***** Input for this task
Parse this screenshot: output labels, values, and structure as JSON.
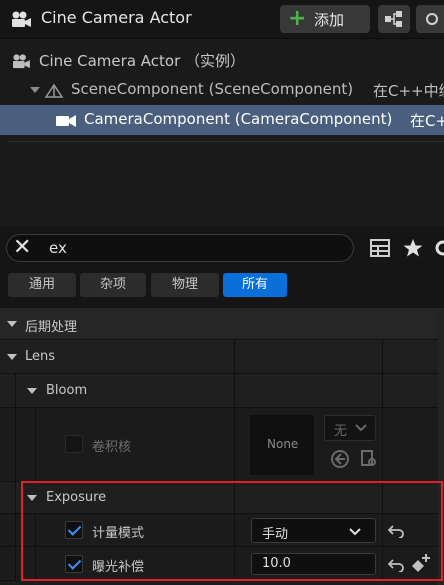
{
  "header": {
    "title": "Cine Camera Actor",
    "add_label": "添加",
    "icons": [
      "camera-actor-icon",
      "add-plus-icon",
      "blueprint-icon"
    ]
  },
  "tree": {
    "rows": [
      {
        "label": "Cine Camera Actor （实例）"
      },
      {
        "label": "SceneComponent (SceneComponent)",
        "suffix": "在C++中编"
      },
      {
        "label": "CameraComponent (CameraComponent)",
        "suffix": "在C++"
      }
    ]
  },
  "search": {
    "value": "ex"
  },
  "tabs": [
    {
      "label": "通用"
    },
    {
      "label": "杂项"
    },
    {
      "label": "物理"
    },
    {
      "label": "所有"
    }
  ],
  "active_tab": "所有",
  "details": {
    "postprocess_label": "后期处理",
    "lens_label": "Lens",
    "bloom_label": "Bloom",
    "convolution_label": "卷积核",
    "convolution_value": "None",
    "convolution_dropdown": "无",
    "exposure_label": "Exposure",
    "metering_label": "计量模式",
    "metering_value": "手动",
    "metering_checked": true,
    "comp_label": "曝光补偿",
    "comp_value": "10.0",
    "comp_checked": true
  },
  "colors": {
    "accent": "#0a6fd8",
    "selection": "#4a5f7e",
    "highlight_box": "#e0202a",
    "add_plus": "#4bb34b",
    "checkmark": "#3d8fff"
  }
}
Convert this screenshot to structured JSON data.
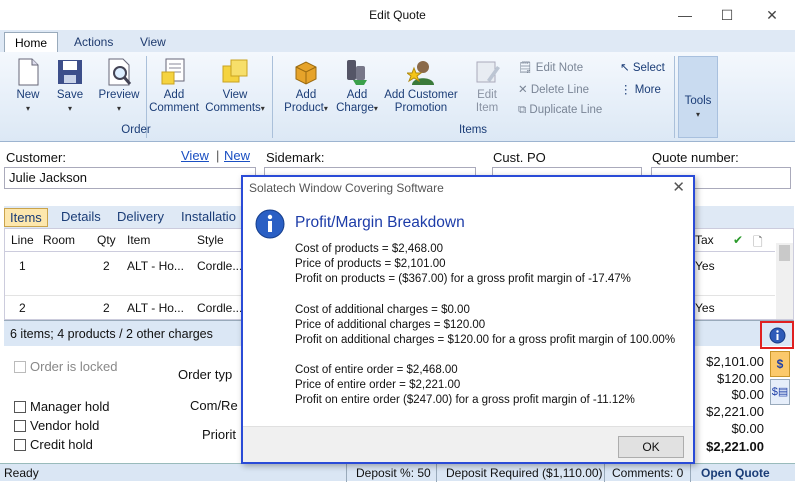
{
  "window": {
    "title": "Edit Quote",
    "min": "—",
    "max": "☐",
    "close": "✕"
  },
  "ribbon_tabs": [
    "Home",
    "Actions",
    "View"
  ],
  "ribbon": {
    "new": "New",
    "save": "Save",
    "preview": "Preview",
    "add_comment_1": "Add",
    "add_comment_2": "Comment",
    "view_comments_1": "View",
    "view_comments_2": "Comments",
    "group_order": "Order",
    "add_product_1": "Add",
    "add_product_2": "Product",
    "add_charge_1": "Add",
    "add_charge_2": "Charge",
    "add_customer_promotion_1": "Add Customer",
    "add_customer_promotion_2": "Promotion",
    "edit_item_1": "Edit",
    "edit_item_2": "Item",
    "edit_note": "Edit Note",
    "delete_line": "Delete Line",
    "duplicate_line": "Duplicate Line",
    "select": "Select",
    "more": "More",
    "group_items": "Items",
    "tools": "Tools"
  },
  "form": {
    "customer_label": "Customer:",
    "view_link": "View",
    "new_link": "New",
    "customer_value": "Julie Jackson",
    "sidemark_label": "Sidemark:",
    "custpo_label": "Cust. PO",
    "quote_number_label": "Quote number:"
  },
  "item_tabs": [
    "Items",
    "Details",
    "Delivery",
    "Installatio"
  ],
  "grid": {
    "headers": {
      "line": "Line",
      "room": "Room",
      "qty": "Qty",
      "item": "Item",
      "style": "Style",
      "tax": "Tax"
    },
    "rows": [
      {
        "line": "1",
        "qty": "2",
        "item": "ALT - Ho...",
        "style": "Cordle...",
        "tax": "Yes"
      },
      {
        "line": "2",
        "qty": "2",
        "item": "ALT - Ho...",
        "style": "Cordle...",
        "tax": "Yes"
      }
    ]
  },
  "summary": "6 items; 4 products / 2 other charges",
  "lower": {
    "order_locked": "Order is locked",
    "order_type": "Order typ",
    "com_re": "Com/Re",
    "priority": "Priorit",
    "manager_hold": "Manager hold",
    "vendor_hold": "Vendor hold",
    "credit_hold": "Credit hold",
    "amounts": [
      "$2,101.00",
      "$120.00",
      "$0.00",
      "$2,221.00",
      "$0.00",
      "$2,221.00"
    ]
  },
  "status": {
    "ready": "Ready",
    "deposit_pct": "Deposit %: 50",
    "deposit_required": "Deposit Required ($1,110.00)",
    "comments": "Comments: 0",
    "open_quote": "Open Quote"
  },
  "dialog": {
    "title": "Solatech Window Covering Software",
    "close": "✕",
    "icon": "i",
    "heading": "Profit/Margin Breakdown",
    "lines": [
      "Cost of products = $2,468.00",
      "Price of products = $2,101.00",
      "Profit on products = ($367.00) for a gross profit margin of -17.47%",
      "Cost of additional charges = $0.00",
      "Price of additional charges = $120.00",
      "Profit on additional charges = $120.00 for a gross profit margin of 100.00%",
      "Cost of entire order = $2,468.00",
      "Price of entire order = $2,221.00",
      "Profit on entire order ($247.00) for a gross profit margin of -11.12%"
    ],
    "ok": "OK"
  },
  "colors": {
    "accent": "#2a4bd7",
    "tab_active": "#fde7ad",
    "highlight_red": "#e02020"
  }
}
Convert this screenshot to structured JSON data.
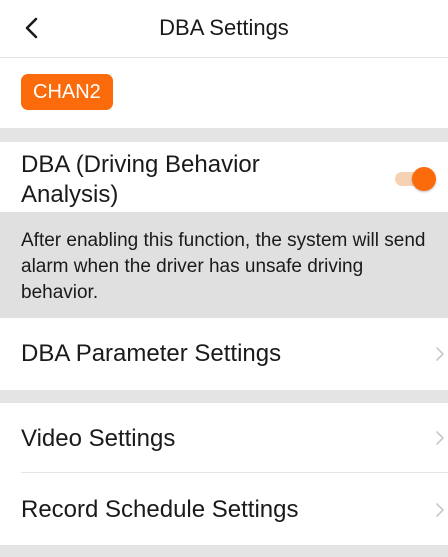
{
  "header": {
    "title": "DBA Settings",
    "back_icon": "chevron-left-icon"
  },
  "channel": {
    "label": "CHAN2"
  },
  "dba": {
    "label": "DBA (Driving Behavior Analysis)",
    "enabled": true,
    "description": "After enabling this function, the system will send alarm when the driver has unsafe driving behavior."
  },
  "menu": {
    "parameter_settings": "DBA Parameter Settings",
    "video_settings": "Video Settings",
    "record_schedule_settings": "Record Schedule Settings",
    "chevron_icon": "chevron-right-icon"
  },
  "colors": {
    "accent": "#fb6a0b",
    "section_gap": "#e4e4e4",
    "description_bg": "#e0e0e0"
  }
}
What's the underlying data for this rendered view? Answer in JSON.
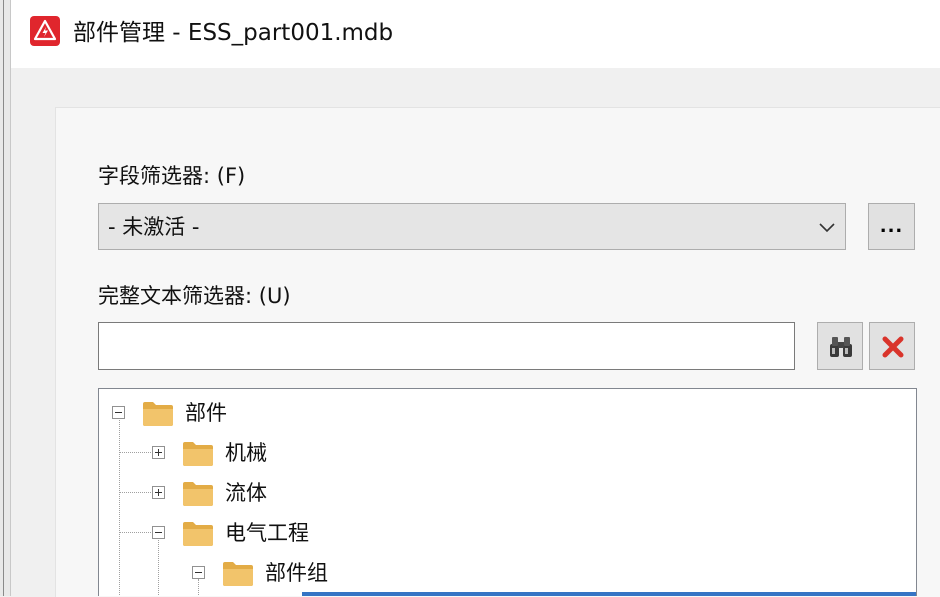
{
  "window": {
    "title": "部件管理 - ESS_part001.mdb"
  },
  "field_filter": {
    "label": "字段筛选器: (F)",
    "value": "- 未激活 -",
    "more_button_label": "..."
  },
  "fulltext_filter": {
    "label": "完整文本筛选器: (U)",
    "value": ""
  },
  "tree": {
    "nodes": [
      {
        "label": "部件",
        "state": "expanded"
      },
      {
        "label": "机械",
        "state": "collapsed"
      },
      {
        "label": "流体",
        "state": "collapsed"
      },
      {
        "label": "电气工程",
        "state": "expanded"
      },
      {
        "label": "部件组",
        "state": "expanded"
      }
    ]
  },
  "colors": {
    "app_icon": "#e0262d",
    "folder": "#f2c46b",
    "folder_tab": "#e3ac46",
    "clear_icon": "#d9342b",
    "selection": "#3574c4"
  }
}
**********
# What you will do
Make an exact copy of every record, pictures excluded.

# Answer space
Parse this screenshot: output labels, values, and structure as JSON.
{
  "header": {
    "title": "Cine Camera Actor",
    "add_label": "添加",
    "icons": [
      "camera-actor-icon",
      "add-plus-icon",
      "blueprint-icon"
    ]
  },
  "tree": {
    "rows": [
      {
        "label": "Cine Camera Actor （实例）"
      },
      {
        "label": "SceneComponent (SceneComponent)",
        "suffix": "在C++中编"
      },
      {
        "label": "CameraComponent (CameraComponent)",
        "suffix": "在C++"
      }
    ]
  },
  "search": {
    "value": "ex"
  },
  "tabs": [
    {
      "label": "通用"
    },
    {
      "label": "杂项"
    },
    {
      "label": "物理"
    },
    {
      "label": "所有"
    }
  ],
  "active_tab": "所有",
  "details": {
    "postprocess_label": "后期处理",
    "lens_label": "Lens",
    "bloom_label": "Bloom",
    "convolution_label": "卷积核",
    "convolution_value": "None",
    "convolution_dropdown": "无",
    "exposure_label": "Exposure",
    "metering_label": "计量模式",
    "metering_value": "手动",
    "metering_checked": true,
    "comp_label": "曝光补偿",
    "comp_value": "10.0",
    "comp_checked": true
  },
  "colors": {
    "accent": "#0a6fd8",
    "selection": "#4a5f7e",
    "highlight_box": "#e0202a",
    "add_plus": "#4bb34b",
    "checkmark": "#3d8fff"
  }
}
Convert this screenshot to structured JSON data.
{
  "window": {
    "title": "Edit Quote",
    "min": "—",
    "max": "☐",
    "close": "✕"
  },
  "ribbon_tabs": [
    "Home",
    "Actions",
    "View"
  ],
  "ribbon": {
    "new": "New",
    "save": "Save",
    "preview": "Preview",
    "add_comment_1": "Add",
    "add_comment_2": "Comment",
    "view_comments_1": "View",
    "view_comments_2": "Comments",
    "group_order": "Order",
    "add_product_1": "Add",
    "add_product_2": "Product",
    "add_charge_1": "Add",
    "add_charge_2": "Charge",
    "add_customer_promotion_1": "Add Customer",
    "add_customer_promotion_2": "Promotion",
    "edit_item_1": "Edit",
    "edit_item_2": "Item",
    "edit_note": "Edit Note",
    "delete_line": "Delete Line",
    "duplicate_line": "Duplicate Line",
    "select": "Select",
    "more": "More",
    "group_items": "Items",
    "tools": "Tools"
  },
  "form": {
    "customer_label": "Customer:",
    "view_link": "View",
    "new_link": "New",
    "customer_value": "Julie Jackson",
    "sidemark_label": "Sidemark:",
    "custpo_label": "Cust. PO",
    "quote_number_label": "Quote number:"
  },
  "item_tabs": [
    "Items",
    "Details",
    "Delivery",
    "Installatio"
  ],
  "grid": {
    "headers": {
      "line": "Line",
      "room": "Room",
      "qty": "Qty",
      "item": "Item",
      "style": "Style",
      "tax": "Tax"
    },
    "rows": [
      {
        "line": "1",
        "qty": "2",
        "item": "ALT - Ho...",
        "style": "Cordle...",
        "tax": "Yes"
      },
      {
        "line": "2",
        "qty": "2",
        "item": "ALT - Ho...",
        "style": "Cordle...",
        "tax": "Yes"
      }
    ]
  },
  "summary": "6 items; 4 products / 2 other charges",
  "lower": {
    "order_locked": "Order is locked",
    "order_type": "Order typ",
    "com_re": "Com/Re",
    "priority": "Priorit",
    "manager_hold": "Manager hold",
    "vendor_hold": "Vendor hold",
    "credit_hold": "Credit hold",
    "amounts": [
      "$2,101.00",
      "$120.00",
      "$0.00",
      "$2,221.00",
      "$0.00",
      "$2,221.00"
    ]
  },
  "status": {
    "ready": "Ready",
    "deposit_pct": "Deposit %: 50",
    "deposit_required": "Deposit Required ($1,110.00)",
    "comments": "Comments: 0",
    "open_quote": "Open Quote"
  },
  "dialog": {
    "title": "Solatech Window Covering Software",
    "close": "✕",
    "icon": "i",
    "heading": "Profit/Margin Breakdown",
    "lines": [
      "Cost of products = $2,468.00",
      "Price of products = $2,101.00",
      "Profit on products = ($367.00) for a gross profit margin of -17.47%",
      "Cost of additional charges = $0.00",
      "Price of additional charges = $120.00",
      "Profit on additional charges = $120.00 for a gross profit margin of 100.00%",
      "Cost of entire order = $2,468.00",
      "Price of entire order = $2,221.00",
      "Profit on entire order ($247.00) for a gross profit margin of -11.12%"
    ],
    "ok": "OK"
  },
  "colors": {
    "accent": "#2a4bd7",
    "tab_active": "#fde7ad",
    "highlight_red": "#e02020"
  }
}
Convert this screenshot to structured JSON data.
{
  "header": {
    "title": "DBA Settings",
    "back_icon": "chevron-left-icon"
  },
  "channel": {
    "label": "CHAN2"
  },
  "dba": {
    "label": "DBA (Driving Behavior Analysis)",
    "enabled": true,
    "description": "After enabling this function, the system will send alarm when the driver has unsafe driving behavior."
  },
  "menu": {
    "parameter_settings": "DBA Parameter Settings",
    "video_settings": "Video Settings",
    "record_schedule_settings": "Record Schedule Settings",
    "chevron_icon": "chevron-right-icon"
  },
  "colors": {
    "accent": "#fb6a0b",
    "section_gap": "#e4e4e4",
    "description_bg": "#e0e0e0"
  }
}
What's the underlying data for this rendered view? Answer in JSON.
{
  "window": {
    "title": "部件管理 - ESS_part001.mdb"
  },
  "field_filter": {
    "label": "字段筛选器: (F)",
    "value": "- 未激活 -",
    "more_button_label": "..."
  },
  "fulltext_filter": {
    "label": "完整文本筛选器: (U)",
    "value": ""
  },
  "tree": {
    "nodes": [
      {
        "label": "部件",
        "state": "expanded"
      },
      {
        "label": "机械",
        "state": "collapsed"
      },
      {
        "label": "流体",
        "state": "collapsed"
      },
      {
        "label": "电气工程",
        "state": "expanded"
      },
      {
        "label": "部件组",
        "state": "expanded"
      }
    ]
  },
  "colors": {
    "app_icon": "#e0262d",
    "folder": "#f2c46b",
    "folder_tab": "#e3ac46",
    "clear_icon": "#d9342b",
    "selection": "#3574c4"
  }
}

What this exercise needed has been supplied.